Simulated settlement patterns from the Artificial Anasazi project (Axtell et al, 2002)

In 1860, Ralph Waldo Emerson wrote in The Conduct of Life, part one, on Fate, "How shall I live? We are incompetent to solve the times. Our geometry cannot span the huge orbits of the prevailing ideas. . ." Which sums up my feelings over the last year and a half. It all started in March 2020 with some hope in “geometry" (immunology, epidemiology) and soon hit the insurmountable wall of prevailing ideas and superstitions. And now as vaccines slowly and unevenly restore normalcy, the whole question of the conduct of life looms large. In the same essay Emerson writes (with characteristic prescience): “Will you say the disasters which threaten mankind are exceptional, and one need not lay his account for cataclysms everyday? Aye, but what happens once, may happen again. . ." 

I would like to ask how a community such as SFI should "lay its account for cataclysm” and whether the "new normal" — which implies physical disconnection and virtual connection, communal pause and domestic concentration, and attenuated interaction with effortless access — plays into a strategy for complex preparedness. 

In order to answer this question there might be some clues in the scientific literature on the evolution of recombination. 

Between 1930 and 1932, Ronald A. Fisher and Herman Muller proposed that sexual recombination evolved to accelerate the speed of adaptation by reducing competition among beneficial mutations in separate lineages. Recombination brings beneficial mutations together into one super-genome. Like the ultimate merger of complementary technologies. Importantly, this mechanism is only of value when environments are changing and existing adaptive complexes are not sufficient. Recombination in a fixed environment is a waste of time and energy. 

In 1949, Fisher introduced his Theory of Junctions to explore more carefully the conditions under which recombination could evolve. The problem is that in inbred populations (i.e. homozygous at most loci) recombination offers no advantage, as this merely shuffles identical regions of parental genomes. It would be like exchanging books when we have identical libraries. Junctions should only appear in those stretches of the genome where novel recombination can arise. For example, if I collect science fiction and you collect murder mysteries we might surprise each other by swapping books from these genres. And once a solution has been found, the junction can drift out of existence.

Places like SFI are in part recombinational mechanisms operating in the space of ideas. But this is insufficient to ensure novelty. The real challenge — as Fisher pointed out — is the placement of the junctions. It is not only a question of exchanging ideas (most ideas are common knowledge — epistemically homozygous), but exchanging ideas that are novel to both parties.
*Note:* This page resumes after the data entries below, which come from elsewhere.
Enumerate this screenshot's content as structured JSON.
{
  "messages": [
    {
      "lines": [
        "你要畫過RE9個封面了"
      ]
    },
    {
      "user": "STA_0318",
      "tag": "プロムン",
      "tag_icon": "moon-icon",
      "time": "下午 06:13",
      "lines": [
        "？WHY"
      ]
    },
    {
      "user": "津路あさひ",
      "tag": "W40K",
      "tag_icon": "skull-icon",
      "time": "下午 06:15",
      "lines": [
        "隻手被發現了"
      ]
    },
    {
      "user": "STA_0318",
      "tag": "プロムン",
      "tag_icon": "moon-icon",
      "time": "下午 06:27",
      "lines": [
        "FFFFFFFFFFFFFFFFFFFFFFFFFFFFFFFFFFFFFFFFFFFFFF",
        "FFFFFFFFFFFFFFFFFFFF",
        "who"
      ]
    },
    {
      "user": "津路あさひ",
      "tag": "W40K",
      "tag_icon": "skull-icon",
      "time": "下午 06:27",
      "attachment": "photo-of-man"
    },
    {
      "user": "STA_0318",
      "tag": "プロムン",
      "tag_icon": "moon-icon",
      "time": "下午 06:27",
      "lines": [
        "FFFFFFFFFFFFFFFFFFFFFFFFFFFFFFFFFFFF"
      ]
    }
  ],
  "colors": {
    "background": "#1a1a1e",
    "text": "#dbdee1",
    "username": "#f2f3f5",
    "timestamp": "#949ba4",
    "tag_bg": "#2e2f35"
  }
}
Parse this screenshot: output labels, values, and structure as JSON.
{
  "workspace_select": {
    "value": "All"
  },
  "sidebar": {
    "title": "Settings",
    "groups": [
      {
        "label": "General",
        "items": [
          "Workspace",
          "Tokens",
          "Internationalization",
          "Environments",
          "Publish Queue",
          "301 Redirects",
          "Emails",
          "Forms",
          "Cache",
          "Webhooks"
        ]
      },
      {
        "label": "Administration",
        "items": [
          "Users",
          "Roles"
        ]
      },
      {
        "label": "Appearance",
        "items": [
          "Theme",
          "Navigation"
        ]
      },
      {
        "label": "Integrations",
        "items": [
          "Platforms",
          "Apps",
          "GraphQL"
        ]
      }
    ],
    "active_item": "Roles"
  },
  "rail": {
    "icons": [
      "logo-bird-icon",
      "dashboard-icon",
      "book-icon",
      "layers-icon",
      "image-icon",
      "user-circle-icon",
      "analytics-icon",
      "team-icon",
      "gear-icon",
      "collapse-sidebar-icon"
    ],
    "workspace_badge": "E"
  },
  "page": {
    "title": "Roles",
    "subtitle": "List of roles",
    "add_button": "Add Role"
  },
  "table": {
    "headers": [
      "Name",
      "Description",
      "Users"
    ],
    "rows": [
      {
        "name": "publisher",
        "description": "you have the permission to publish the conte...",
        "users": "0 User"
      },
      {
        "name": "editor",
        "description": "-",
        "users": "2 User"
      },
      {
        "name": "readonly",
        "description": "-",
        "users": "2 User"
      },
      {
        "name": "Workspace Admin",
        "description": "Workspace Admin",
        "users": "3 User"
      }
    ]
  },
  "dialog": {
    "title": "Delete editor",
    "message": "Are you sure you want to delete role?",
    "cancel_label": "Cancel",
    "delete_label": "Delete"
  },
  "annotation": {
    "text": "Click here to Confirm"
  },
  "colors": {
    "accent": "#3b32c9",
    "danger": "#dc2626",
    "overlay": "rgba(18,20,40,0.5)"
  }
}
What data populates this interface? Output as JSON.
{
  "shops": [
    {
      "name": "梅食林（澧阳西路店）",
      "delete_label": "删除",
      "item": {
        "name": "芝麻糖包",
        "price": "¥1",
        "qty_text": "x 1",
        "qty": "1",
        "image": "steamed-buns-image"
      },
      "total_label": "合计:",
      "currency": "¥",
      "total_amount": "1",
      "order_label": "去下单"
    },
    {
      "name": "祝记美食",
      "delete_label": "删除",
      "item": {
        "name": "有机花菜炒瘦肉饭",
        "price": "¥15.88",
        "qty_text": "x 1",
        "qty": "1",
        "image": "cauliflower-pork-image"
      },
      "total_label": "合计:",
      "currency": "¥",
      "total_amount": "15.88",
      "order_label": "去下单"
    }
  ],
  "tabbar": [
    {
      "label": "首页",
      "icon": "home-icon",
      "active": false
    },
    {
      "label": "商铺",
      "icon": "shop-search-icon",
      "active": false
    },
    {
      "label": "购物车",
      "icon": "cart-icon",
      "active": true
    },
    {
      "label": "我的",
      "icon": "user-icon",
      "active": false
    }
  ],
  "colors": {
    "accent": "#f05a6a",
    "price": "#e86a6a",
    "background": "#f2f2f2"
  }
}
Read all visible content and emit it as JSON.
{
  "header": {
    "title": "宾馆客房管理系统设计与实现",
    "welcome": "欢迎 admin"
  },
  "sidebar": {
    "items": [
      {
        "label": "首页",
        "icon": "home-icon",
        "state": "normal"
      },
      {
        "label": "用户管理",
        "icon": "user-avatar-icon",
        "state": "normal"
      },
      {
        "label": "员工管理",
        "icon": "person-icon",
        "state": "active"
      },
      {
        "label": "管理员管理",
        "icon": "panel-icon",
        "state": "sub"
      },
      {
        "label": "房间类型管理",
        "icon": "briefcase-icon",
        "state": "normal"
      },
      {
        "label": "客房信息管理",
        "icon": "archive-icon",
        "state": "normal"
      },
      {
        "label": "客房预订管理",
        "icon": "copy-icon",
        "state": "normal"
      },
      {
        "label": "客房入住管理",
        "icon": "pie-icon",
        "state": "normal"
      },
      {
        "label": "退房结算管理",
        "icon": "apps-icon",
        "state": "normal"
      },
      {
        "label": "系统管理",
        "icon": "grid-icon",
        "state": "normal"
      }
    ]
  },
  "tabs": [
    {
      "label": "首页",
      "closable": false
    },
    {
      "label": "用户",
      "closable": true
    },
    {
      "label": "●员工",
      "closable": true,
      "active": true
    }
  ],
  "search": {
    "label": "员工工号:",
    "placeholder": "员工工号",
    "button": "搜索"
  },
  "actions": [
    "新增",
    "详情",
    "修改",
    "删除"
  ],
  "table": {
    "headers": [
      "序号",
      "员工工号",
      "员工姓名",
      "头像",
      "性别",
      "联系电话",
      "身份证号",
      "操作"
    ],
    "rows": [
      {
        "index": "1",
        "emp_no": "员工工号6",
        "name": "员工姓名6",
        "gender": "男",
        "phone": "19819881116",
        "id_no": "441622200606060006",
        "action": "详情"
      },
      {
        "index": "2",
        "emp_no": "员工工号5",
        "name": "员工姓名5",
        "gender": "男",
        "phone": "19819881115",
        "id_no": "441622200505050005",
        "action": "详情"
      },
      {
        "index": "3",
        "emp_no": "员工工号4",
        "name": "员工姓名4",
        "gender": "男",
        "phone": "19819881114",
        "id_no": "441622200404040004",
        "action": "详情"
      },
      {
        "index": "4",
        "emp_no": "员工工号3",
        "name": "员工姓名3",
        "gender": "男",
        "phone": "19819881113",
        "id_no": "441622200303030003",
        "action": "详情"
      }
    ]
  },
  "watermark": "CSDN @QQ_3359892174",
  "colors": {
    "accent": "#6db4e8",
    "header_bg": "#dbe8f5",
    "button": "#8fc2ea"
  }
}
Fisher observed that the evolution of the placement of junctions is a slower process than the recombination events themselves. It takes many generations of trial and error to get the position of the junctions just right. Discovering junctions is the true process of exploration, whereas recombination is largely a smart mechanism of exploitation. This is like the difference between the interdisciplinary and the transdisciplinary. In the former we know what ideas to exchange, whereas in the latter we need to find them. The remote exchange of ideas (from home, online), allows for the recombination of ideas.

The challenge is identifying those ideas we need to recombine to discover something novel. As Fisher discovered, this meta-process of discovering the unique books to share in each of our libraries, is incredibly time-consuming and requires a high level of population-level trial and error. This is the kind of experimentation that in-person collaboration supports. It goes beyond sharing ideas towards discovering which ideas are worth sharing. When economists, computer scientists, and archaeologists at SFI started researching agent-based models for Southwestern demographic shifts, they did not know in advance what ideas they each needed. They had to discover — after numerous fruitless exchanges — where to place their epistemological junctions. Once they had done so, the whole Artificial Anasazi project took off.

In order to decide how best to conduct our research life into the future, it is worth bearing in mind the lessons of evolution — when uncertainty is at a maximum we need time together to discover ideas worth sharing.

Thenceforth we might each live on our own island and transmit these ideas by pigeon post, secure in the value of their originality.

— David Krakauer
President, Santa Fe Institute